At the time, Robert Koch was a struggling young physician in Wollstein, with a keen desire to make his mark in the world. When an epidemic of anthrax afflicted nearby sheep farms (Wollstein, as the name suggests, was a center of wool production), Koch decided he'd put a new microscope to use and try to discern the cause.
For weeks, Koch conducted experiments, trying to isolate the strange animals he saw swimming in the blood of diseased animals. He kept a backyard menagerie of guinea pigs and rabbits with his daughter, Gertrud, and these animals proved useful: he would isolate the particles and grow them, then inject them in another animal. As Koch's experiments went on, Gertrud grew concerned that she was losing all her pets. He needed a new pool of animals to experiment upon. So Koch and his wife set mousetraps in the horse barn behind their house.
They caught a bounty, and stuffed them into tall glass jars with some holes pocked in the lid for air. When Koch needed an animal, he pulled one out, tail-first, using an old bullet extractor he’d saved from the war. After the mouse died, Koch would dissect it, searching for the bacteria – and then disposing of the cadaver by burning them in the oven. After several months, Koch had successfully repeated his experiments to his satisfaction. He had proven that anthrax was caused by these bacteria - the first definitive evidence that a disease was caused by a germ.
Clearly, Koch needed a better, more consistent supply of animals. By happenstance, a friend sent Gertrud some white albino mice as pets. The animals began reproducing rapidly, and soon Koch had taken the pick of the litter and nurtured them into a new supply to be used in his lab on other experiments.
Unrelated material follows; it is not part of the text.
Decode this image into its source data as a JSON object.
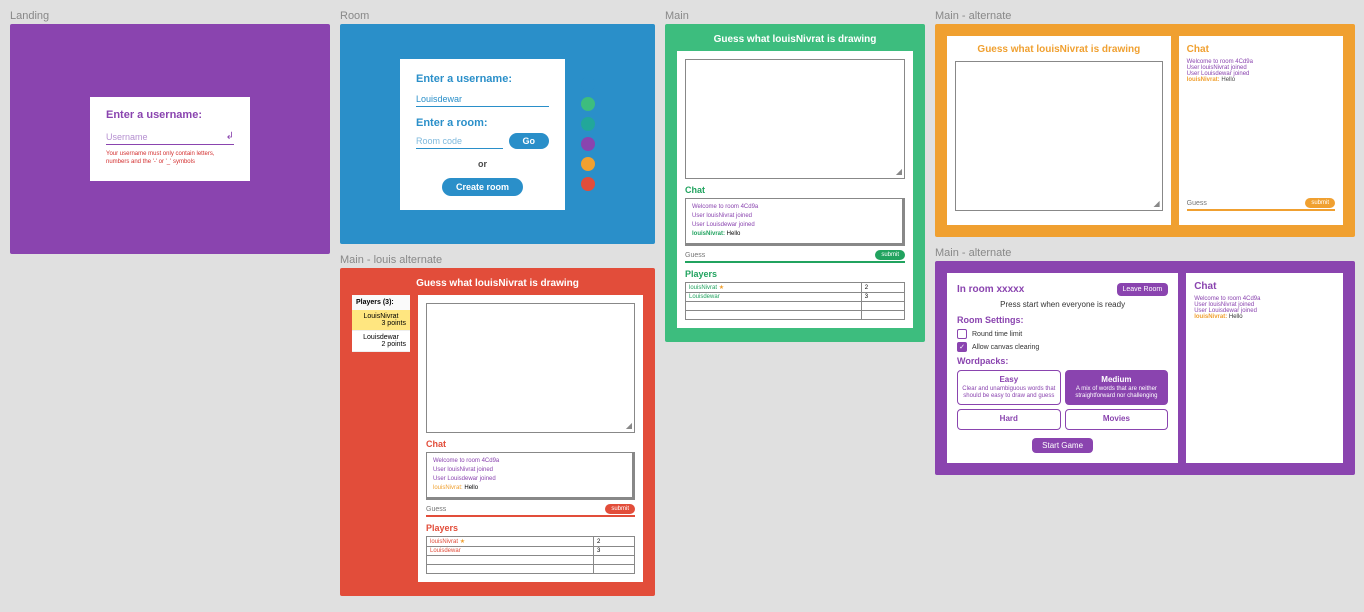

These became one of Koch’s most iconic contributions to science: the white lab mouse.